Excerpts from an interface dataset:

_ _ _

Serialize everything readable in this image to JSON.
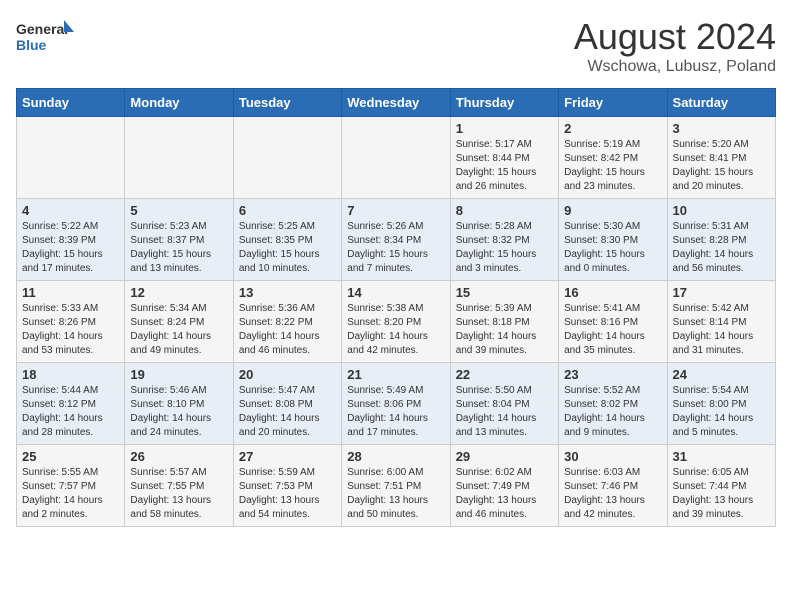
{
  "header": {
    "logo_general": "General",
    "logo_blue": "Blue",
    "month_year": "August 2024",
    "location": "Wschowa, Lubusz, Poland"
  },
  "days_of_week": [
    "Sunday",
    "Monday",
    "Tuesday",
    "Wednesday",
    "Thursday",
    "Friday",
    "Saturday"
  ],
  "weeks": [
    [
      {
        "day": "",
        "info": ""
      },
      {
        "day": "",
        "info": ""
      },
      {
        "day": "",
        "info": ""
      },
      {
        "day": "",
        "info": ""
      },
      {
        "day": "1",
        "info": "Sunrise: 5:17 AM\nSunset: 8:44 PM\nDaylight: 15 hours\nand 26 minutes."
      },
      {
        "day": "2",
        "info": "Sunrise: 5:19 AM\nSunset: 8:42 PM\nDaylight: 15 hours\nand 23 minutes."
      },
      {
        "day": "3",
        "info": "Sunrise: 5:20 AM\nSunset: 8:41 PM\nDaylight: 15 hours\nand 20 minutes."
      }
    ],
    [
      {
        "day": "4",
        "info": "Sunrise: 5:22 AM\nSunset: 8:39 PM\nDaylight: 15 hours\nand 17 minutes."
      },
      {
        "day": "5",
        "info": "Sunrise: 5:23 AM\nSunset: 8:37 PM\nDaylight: 15 hours\nand 13 minutes."
      },
      {
        "day": "6",
        "info": "Sunrise: 5:25 AM\nSunset: 8:35 PM\nDaylight: 15 hours\nand 10 minutes."
      },
      {
        "day": "7",
        "info": "Sunrise: 5:26 AM\nSunset: 8:34 PM\nDaylight: 15 hours\nand 7 minutes."
      },
      {
        "day": "8",
        "info": "Sunrise: 5:28 AM\nSunset: 8:32 PM\nDaylight: 15 hours\nand 3 minutes."
      },
      {
        "day": "9",
        "info": "Sunrise: 5:30 AM\nSunset: 8:30 PM\nDaylight: 15 hours\nand 0 minutes."
      },
      {
        "day": "10",
        "info": "Sunrise: 5:31 AM\nSunset: 8:28 PM\nDaylight: 14 hours\nand 56 minutes."
      }
    ],
    [
      {
        "day": "11",
        "info": "Sunrise: 5:33 AM\nSunset: 8:26 PM\nDaylight: 14 hours\nand 53 minutes."
      },
      {
        "day": "12",
        "info": "Sunrise: 5:34 AM\nSunset: 8:24 PM\nDaylight: 14 hours\nand 49 minutes."
      },
      {
        "day": "13",
        "info": "Sunrise: 5:36 AM\nSunset: 8:22 PM\nDaylight: 14 hours\nand 46 minutes."
      },
      {
        "day": "14",
        "info": "Sunrise: 5:38 AM\nSunset: 8:20 PM\nDaylight: 14 hours\nand 42 minutes."
      },
      {
        "day": "15",
        "info": "Sunrise: 5:39 AM\nSunset: 8:18 PM\nDaylight: 14 hours\nand 39 minutes."
      },
      {
        "day": "16",
        "info": "Sunrise: 5:41 AM\nSunset: 8:16 PM\nDaylight: 14 hours\nand 35 minutes."
      },
      {
        "day": "17",
        "info": "Sunrise: 5:42 AM\nSunset: 8:14 PM\nDaylight: 14 hours\nand 31 minutes."
      }
    ],
    [
      {
        "day": "18",
        "info": "Sunrise: 5:44 AM\nSunset: 8:12 PM\nDaylight: 14 hours\nand 28 minutes."
      },
      {
        "day": "19",
        "info": "Sunrise: 5:46 AM\nSunset: 8:10 PM\nDaylight: 14 hours\nand 24 minutes."
      },
      {
        "day": "20",
        "info": "Sunrise: 5:47 AM\nSunset: 8:08 PM\nDaylight: 14 hours\nand 20 minutes."
      },
      {
        "day": "21",
        "info": "Sunrise: 5:49 AM\nSunset: 8:06 PM\nDaylight: 14 hours\nand 17 minutes."
      },
      {
        "day": "22",
        "info": "Sunrise: 5:50 AM\nSunset: 8:04 PM\nDaylight: 14 hours\nand 13 minutes."
      },
      {
        "day": "23",
        "info": "Sunrise: 5:52 AM\nSunset: 8:02 PM\nDaylight: 14 hours\nand 9 minutes."
      },
      {
        "day": "24",
        "info": "Sunrise: 5:54 AM\nSunset: 8:00 PM\nDaylight: 14 hours\nand 5 minutes."
      }
    ],
    [
      {
        "day": "25",
        "info": "Sunrise: 5:55 AM\nSunset: 7:57 PM\nDaylight: 14 hours\nand 2 minutes."
      },
      {
        "day": "26",
        "info": "Sunrise: 5:57 AM\nSunset: 7:55 PM\nDaylight: 13 hours\nand 58 minutes."
      },
      {
        "day": "27",
        "info": "Sunrise: 5:59 AM\nSunset: 7:53 PM\nDaylight: 13 hours\nand 54 minutes."
      },
      {
        "day": "28",
        "info": "Sunrise: 6:00 AM\nSunset: 7:51 PM\nDaylight: 13 hours\nand 50 minutes."
      },
      {
        "day": "29",
        "info": "Sunrise: 6:02 AM\nSunset: 7:49 PM\nDaylight: 13 hours\nand 46 minutes."
      },
      {
        "day": "30",
        "info": "Sunrise: 6:03 AM\nSunset: 7:46 PM\nDaylight: 13 hours\nand 42 minutes."
      },
      {
        "day": "31",
        "info": "Sunrise: 6:05 AM\nSunset: 7:44 PM\nDaylight: 13 hours\nand 39 minutes."
      }
    ]
  ]
}
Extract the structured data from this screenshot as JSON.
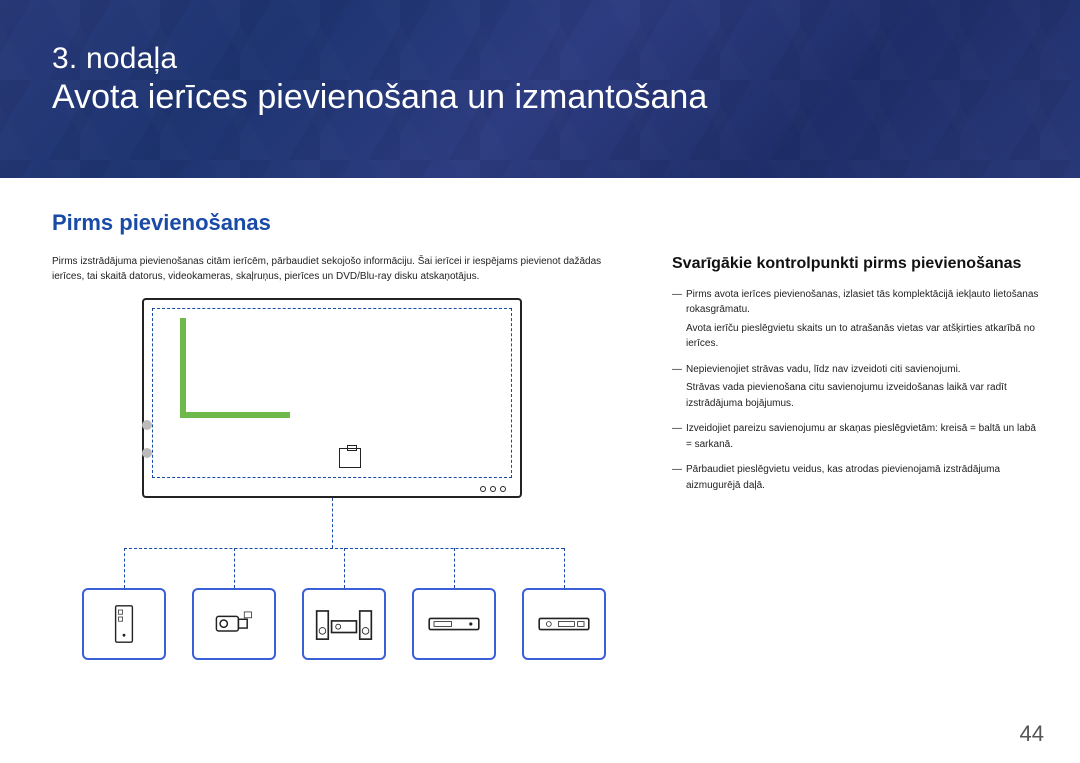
{
  "banner": {
    "chapter_no": "3. nodaļa",
    "chapter_title": "Avota ierīces pievienošana un izmantošana"
  },
  "section_title": "Pirms pievienošanas",
  "intro": "Pirms izstrādājuma pievienošanas citām ierīcēm, pārbaudiet sekojošo informāciju. Šai ierīcei ir iespējams pievienot dažādas ierīces, tai skaitā datorus, videokameras, skaļruņus, pierīces un DVD/Blu-ray disku atskaņotājus.",
  "sub_heading": "Svarīgākie kontrolpunkti pirms pievienošanas",
  "bullets": {
    "b1": "Pirms avota ierīces pievienošanas, izlasiet tās komplektācijā iekļauto lietošanas rokasgrāmatu.",
    "b1s": "Avota ierīču pieslēgvietu skaits un to atrašanās vietas var atšķirties atkarībā no ierīces.",
    "b2": "Nepievienojiet strāvas vadu, līdz nav izveidoti citi savienojumi.",
    "b2s": "Strāvas vada pievienošana citu savienojumu izveidošanas laikā var radīt izstrādājuma bojājumus.",
    "b3": "Izveidojiet pareizu savienojumu ar skaņas pieslēgvietām: kreisā = baltā un labā = sarkanā.",
    "b4": "Pārbaudiet pieslēgvietu veidus, kas atrodas pievienojamā izstrādājuma aizmugurējā daļā."
  },
  "page_number": "44"
}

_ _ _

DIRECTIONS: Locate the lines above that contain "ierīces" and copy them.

EXERCISE ANSWER:
    "chapter_title": "Avota ierīces pievienošana un izmantošana"
  "intro": "Pirms izstrādājuma pievienošanas citām ierīcēm, pārbaudiet sekojošo informāciju. Šai ierīcei ir iespējams pievienot dažādas ierīces, tai skaitā datorus, videokameras, skaļruņus, pierīces un DVD/Blu-ray disku atskaņotājus.",
    "b1": "Pirms avota ierīces pievienošanas, izlasiet tās komplektācijā iekļauto lietošanas rokasgrāmatu.",
    "b1s": "Avota ierīču pieslēgvietu skaits un to atrašanās vietas var atšķirties atkarībā no ierīces.",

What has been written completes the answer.